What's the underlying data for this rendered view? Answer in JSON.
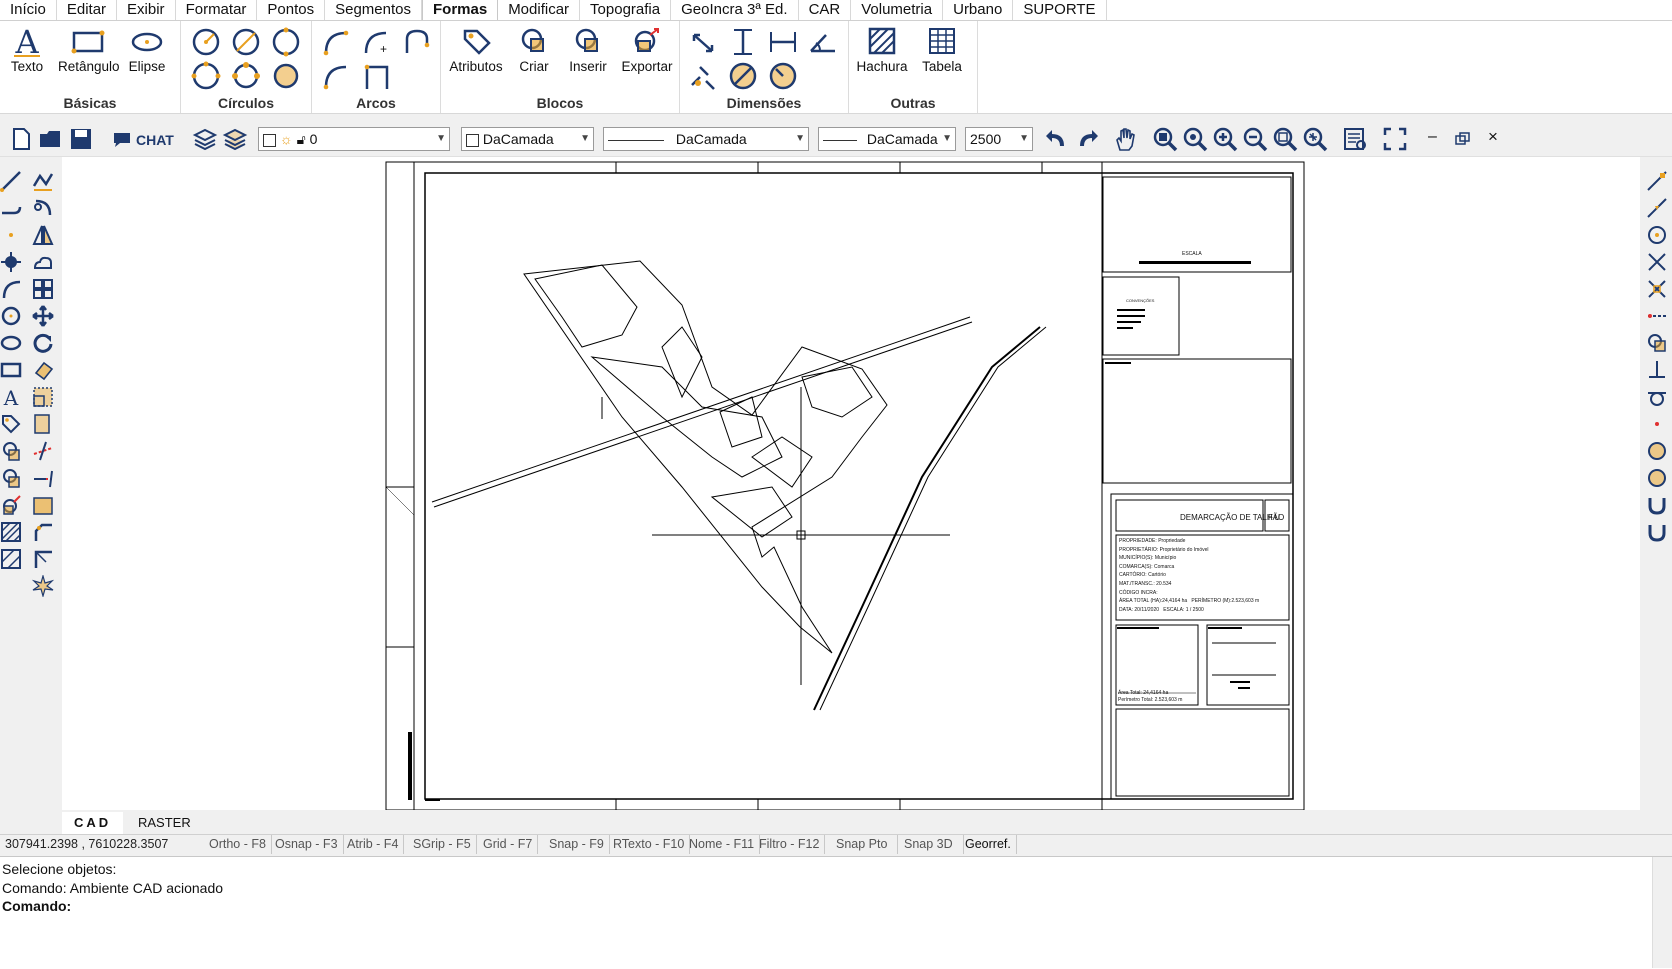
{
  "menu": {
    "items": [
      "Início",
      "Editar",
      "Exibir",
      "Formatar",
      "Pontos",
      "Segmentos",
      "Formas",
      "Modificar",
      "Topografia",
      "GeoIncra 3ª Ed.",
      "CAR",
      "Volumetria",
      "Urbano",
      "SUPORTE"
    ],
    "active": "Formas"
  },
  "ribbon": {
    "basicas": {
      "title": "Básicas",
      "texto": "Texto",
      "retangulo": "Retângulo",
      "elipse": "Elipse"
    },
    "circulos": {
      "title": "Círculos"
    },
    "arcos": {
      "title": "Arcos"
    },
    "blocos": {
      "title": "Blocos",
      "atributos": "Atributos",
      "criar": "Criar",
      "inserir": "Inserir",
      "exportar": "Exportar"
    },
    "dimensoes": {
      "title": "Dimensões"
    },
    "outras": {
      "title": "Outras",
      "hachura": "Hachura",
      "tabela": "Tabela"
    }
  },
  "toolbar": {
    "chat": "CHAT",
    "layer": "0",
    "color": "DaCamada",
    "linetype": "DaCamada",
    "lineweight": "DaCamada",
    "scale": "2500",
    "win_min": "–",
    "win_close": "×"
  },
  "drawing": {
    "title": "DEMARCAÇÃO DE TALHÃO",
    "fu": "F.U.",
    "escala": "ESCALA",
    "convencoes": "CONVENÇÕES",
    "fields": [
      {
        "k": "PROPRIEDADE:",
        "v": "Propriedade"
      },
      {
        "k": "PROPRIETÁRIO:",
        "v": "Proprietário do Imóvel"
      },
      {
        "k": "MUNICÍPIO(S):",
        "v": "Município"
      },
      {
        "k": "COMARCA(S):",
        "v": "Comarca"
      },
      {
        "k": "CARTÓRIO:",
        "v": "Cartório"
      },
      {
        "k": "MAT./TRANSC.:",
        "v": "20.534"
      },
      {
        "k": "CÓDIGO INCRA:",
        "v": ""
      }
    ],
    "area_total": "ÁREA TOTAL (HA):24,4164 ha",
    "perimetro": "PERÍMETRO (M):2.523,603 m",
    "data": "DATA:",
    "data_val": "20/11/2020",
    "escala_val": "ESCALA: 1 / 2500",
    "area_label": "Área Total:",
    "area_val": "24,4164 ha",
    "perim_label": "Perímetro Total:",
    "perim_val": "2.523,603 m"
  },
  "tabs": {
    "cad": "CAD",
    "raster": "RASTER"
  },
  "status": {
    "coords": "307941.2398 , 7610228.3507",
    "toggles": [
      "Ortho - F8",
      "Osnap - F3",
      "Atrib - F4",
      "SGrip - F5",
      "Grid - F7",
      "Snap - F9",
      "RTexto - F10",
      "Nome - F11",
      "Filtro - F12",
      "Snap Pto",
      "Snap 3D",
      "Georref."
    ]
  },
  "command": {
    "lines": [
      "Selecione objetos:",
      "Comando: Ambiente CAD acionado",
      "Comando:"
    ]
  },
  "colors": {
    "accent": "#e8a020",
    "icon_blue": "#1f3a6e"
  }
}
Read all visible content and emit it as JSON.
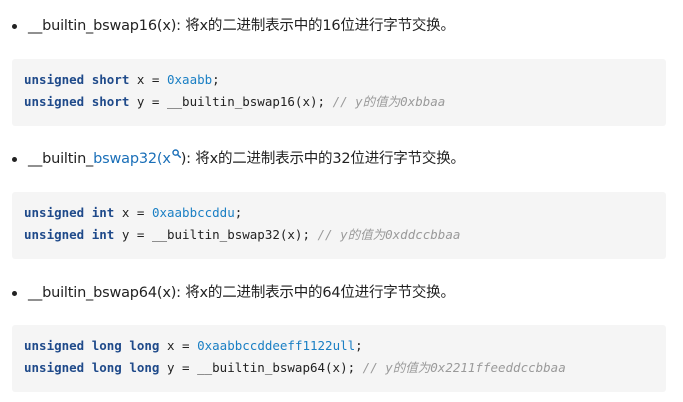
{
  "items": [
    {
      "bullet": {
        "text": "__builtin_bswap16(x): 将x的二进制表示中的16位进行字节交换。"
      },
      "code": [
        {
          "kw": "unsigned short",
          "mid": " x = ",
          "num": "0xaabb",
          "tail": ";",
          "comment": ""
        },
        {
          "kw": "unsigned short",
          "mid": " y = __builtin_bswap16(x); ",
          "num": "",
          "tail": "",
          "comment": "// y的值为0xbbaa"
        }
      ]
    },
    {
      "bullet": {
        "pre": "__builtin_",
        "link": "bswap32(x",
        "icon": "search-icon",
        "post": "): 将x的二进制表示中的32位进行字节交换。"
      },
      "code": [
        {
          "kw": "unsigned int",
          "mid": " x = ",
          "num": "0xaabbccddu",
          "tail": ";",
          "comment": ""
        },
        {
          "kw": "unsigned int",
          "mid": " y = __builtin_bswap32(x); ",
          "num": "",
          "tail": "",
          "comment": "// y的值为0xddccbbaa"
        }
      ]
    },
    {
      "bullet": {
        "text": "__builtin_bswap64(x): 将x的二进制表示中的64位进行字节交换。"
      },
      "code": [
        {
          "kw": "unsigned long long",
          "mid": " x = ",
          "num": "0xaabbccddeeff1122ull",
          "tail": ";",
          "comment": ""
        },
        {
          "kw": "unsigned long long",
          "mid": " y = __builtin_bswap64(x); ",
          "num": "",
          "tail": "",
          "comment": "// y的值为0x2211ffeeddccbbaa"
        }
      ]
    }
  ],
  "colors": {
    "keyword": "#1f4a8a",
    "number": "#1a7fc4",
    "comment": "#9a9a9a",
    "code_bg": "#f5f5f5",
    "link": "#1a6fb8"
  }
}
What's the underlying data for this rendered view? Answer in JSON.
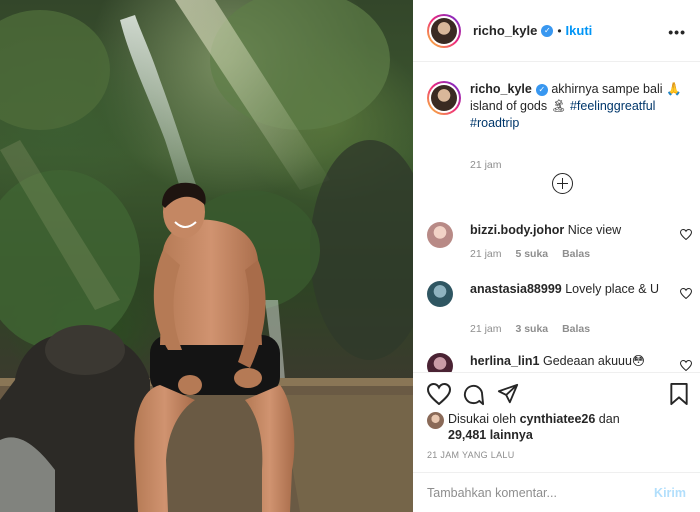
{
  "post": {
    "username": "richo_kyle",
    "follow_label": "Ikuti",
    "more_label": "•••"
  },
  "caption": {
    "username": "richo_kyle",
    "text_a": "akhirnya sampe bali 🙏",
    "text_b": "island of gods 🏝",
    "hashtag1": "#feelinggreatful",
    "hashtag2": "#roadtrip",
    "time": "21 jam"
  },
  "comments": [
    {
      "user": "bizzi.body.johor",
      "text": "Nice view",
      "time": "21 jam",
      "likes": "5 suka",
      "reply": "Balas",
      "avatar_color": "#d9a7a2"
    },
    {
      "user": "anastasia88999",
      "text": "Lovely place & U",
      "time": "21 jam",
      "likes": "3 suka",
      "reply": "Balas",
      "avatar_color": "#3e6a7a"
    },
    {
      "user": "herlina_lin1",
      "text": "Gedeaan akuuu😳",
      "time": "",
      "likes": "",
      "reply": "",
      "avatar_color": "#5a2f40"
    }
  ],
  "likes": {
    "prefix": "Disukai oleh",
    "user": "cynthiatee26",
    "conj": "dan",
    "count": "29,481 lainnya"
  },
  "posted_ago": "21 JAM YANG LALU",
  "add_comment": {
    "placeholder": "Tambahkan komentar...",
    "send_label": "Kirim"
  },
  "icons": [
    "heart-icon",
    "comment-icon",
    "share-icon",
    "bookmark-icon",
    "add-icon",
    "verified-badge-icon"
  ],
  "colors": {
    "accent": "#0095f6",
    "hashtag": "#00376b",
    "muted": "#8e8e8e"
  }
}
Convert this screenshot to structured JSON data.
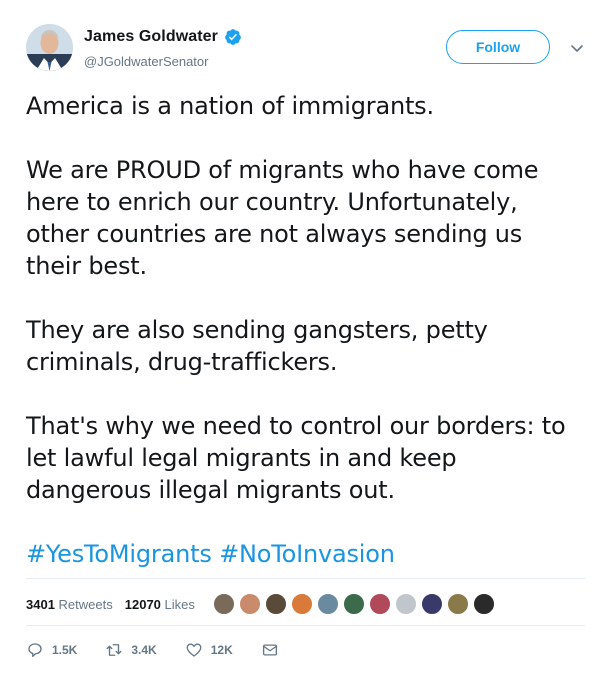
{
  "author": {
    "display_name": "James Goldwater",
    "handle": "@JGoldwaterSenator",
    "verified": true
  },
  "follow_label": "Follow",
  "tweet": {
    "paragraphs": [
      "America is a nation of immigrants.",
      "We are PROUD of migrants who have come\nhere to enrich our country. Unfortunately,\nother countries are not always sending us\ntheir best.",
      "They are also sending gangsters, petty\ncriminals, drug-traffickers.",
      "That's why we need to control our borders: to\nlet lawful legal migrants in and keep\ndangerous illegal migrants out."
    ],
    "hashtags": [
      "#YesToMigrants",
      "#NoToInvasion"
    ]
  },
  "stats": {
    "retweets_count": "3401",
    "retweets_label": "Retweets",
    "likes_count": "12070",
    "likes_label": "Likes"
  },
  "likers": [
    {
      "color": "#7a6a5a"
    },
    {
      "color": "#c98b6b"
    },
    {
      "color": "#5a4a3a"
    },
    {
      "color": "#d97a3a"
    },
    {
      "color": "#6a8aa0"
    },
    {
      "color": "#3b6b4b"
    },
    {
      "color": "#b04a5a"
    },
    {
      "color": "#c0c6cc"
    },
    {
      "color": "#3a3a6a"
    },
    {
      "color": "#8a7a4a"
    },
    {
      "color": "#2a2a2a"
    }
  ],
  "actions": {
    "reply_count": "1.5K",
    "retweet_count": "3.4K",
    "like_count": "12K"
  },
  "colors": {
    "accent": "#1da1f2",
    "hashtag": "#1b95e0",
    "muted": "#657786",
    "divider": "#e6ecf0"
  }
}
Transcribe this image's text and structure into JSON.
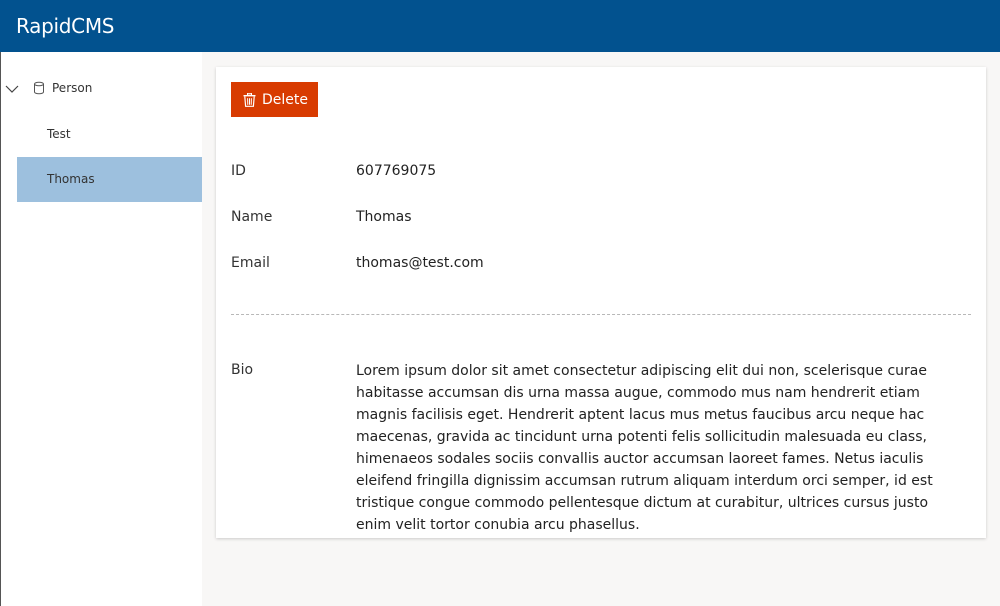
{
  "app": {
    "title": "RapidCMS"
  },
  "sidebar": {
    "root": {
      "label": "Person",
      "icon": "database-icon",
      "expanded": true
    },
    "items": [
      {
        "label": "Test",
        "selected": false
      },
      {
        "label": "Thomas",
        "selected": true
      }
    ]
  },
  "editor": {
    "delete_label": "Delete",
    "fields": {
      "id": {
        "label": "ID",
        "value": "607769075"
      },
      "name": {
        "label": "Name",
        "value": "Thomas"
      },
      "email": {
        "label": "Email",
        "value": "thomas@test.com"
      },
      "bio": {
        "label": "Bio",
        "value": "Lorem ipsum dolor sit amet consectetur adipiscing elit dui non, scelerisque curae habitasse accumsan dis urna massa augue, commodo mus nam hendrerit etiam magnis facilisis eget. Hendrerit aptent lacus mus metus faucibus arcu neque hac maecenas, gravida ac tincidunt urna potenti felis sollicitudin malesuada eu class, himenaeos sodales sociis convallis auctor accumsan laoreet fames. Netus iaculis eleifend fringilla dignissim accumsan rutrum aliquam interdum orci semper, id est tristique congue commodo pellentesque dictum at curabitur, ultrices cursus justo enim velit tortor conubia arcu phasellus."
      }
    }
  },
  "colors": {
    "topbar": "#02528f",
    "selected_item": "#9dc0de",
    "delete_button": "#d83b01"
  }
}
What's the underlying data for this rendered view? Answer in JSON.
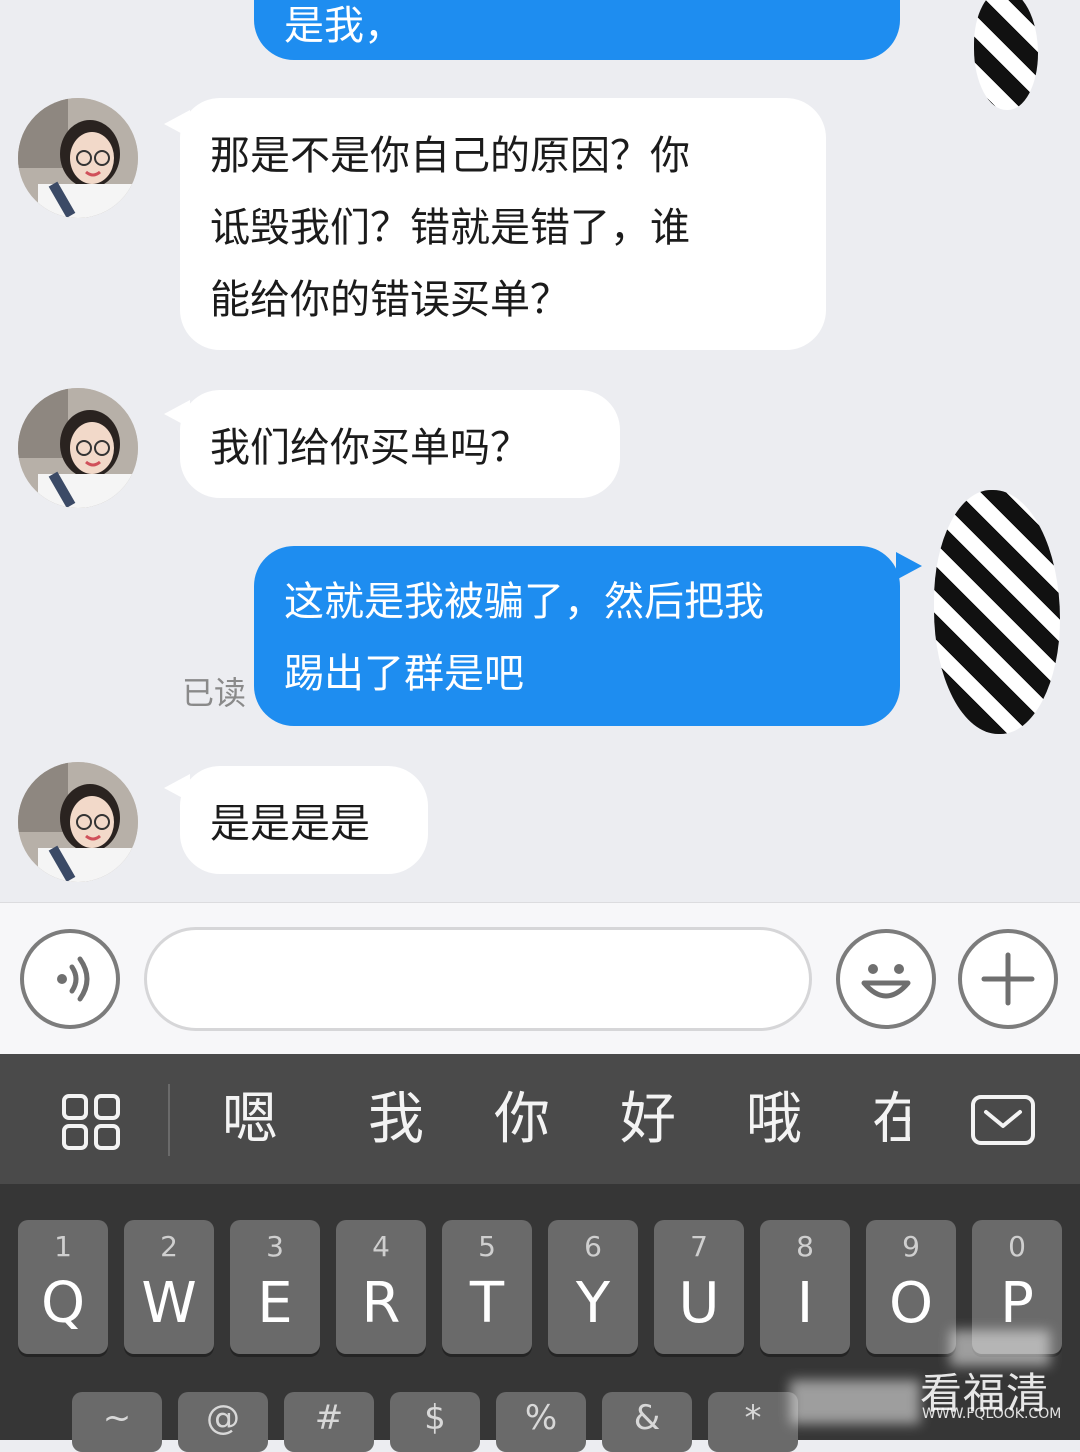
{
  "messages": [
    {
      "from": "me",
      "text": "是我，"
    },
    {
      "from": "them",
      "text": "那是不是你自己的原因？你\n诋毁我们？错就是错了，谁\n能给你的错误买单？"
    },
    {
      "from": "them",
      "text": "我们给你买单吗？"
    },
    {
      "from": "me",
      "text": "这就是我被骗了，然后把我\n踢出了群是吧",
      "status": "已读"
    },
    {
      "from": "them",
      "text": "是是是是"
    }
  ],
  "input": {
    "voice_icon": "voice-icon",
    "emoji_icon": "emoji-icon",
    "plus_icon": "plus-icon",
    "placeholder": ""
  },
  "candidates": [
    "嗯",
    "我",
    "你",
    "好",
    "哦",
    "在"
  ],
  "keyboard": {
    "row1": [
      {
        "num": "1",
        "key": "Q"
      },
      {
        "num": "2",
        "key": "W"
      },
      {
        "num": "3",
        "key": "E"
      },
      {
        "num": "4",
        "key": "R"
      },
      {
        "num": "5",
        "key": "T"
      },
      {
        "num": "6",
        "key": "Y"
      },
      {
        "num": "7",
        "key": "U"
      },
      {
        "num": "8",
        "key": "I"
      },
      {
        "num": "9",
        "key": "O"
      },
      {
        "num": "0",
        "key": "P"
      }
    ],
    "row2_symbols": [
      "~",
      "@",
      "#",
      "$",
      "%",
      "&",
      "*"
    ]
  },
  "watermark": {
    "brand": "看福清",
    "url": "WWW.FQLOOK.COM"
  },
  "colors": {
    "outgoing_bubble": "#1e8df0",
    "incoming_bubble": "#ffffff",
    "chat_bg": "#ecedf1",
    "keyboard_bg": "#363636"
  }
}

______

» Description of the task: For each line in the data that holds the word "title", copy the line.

» Solution to the exercise:
      "title": "Básicas",
      "title": "Círculos"
      "title": "Arcos"
      "title": "Blocos",
      "title": "Dimensões"
      "title": "Outras",
    "title": "DEMARCAÇÃO DE TALHÃO",
    "title": "RapidCMS"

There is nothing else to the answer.